**PROBLEM TO WORK ON:**
For the material below, count the lines containing "true" and reply with the number alone.

**DATA RECORDS:**
.....

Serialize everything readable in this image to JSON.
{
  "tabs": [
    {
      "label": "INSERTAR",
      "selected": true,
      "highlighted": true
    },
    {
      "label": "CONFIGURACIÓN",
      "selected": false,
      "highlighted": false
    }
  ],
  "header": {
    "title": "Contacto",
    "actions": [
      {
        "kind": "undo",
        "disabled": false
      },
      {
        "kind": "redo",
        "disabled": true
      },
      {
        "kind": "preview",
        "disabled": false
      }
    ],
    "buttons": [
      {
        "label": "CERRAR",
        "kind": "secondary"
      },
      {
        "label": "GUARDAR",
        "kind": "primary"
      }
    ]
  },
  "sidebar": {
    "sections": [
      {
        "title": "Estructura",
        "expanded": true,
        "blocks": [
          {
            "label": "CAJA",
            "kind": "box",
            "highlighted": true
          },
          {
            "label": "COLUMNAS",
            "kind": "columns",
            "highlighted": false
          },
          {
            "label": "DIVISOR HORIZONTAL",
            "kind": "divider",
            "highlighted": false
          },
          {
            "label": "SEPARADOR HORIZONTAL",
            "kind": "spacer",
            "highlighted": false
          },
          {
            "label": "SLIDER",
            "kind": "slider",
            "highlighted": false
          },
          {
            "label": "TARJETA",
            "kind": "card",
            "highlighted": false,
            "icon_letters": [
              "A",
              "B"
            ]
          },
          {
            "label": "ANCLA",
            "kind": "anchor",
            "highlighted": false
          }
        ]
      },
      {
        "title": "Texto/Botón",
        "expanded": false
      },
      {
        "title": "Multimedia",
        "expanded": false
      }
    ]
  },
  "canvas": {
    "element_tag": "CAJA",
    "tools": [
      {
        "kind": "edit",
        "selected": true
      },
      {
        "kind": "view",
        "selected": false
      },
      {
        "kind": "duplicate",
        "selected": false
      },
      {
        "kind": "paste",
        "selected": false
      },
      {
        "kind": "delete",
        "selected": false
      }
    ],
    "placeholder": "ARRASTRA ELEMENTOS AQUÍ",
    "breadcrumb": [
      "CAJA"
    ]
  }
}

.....

**PROBLEM SOLUTION:**
6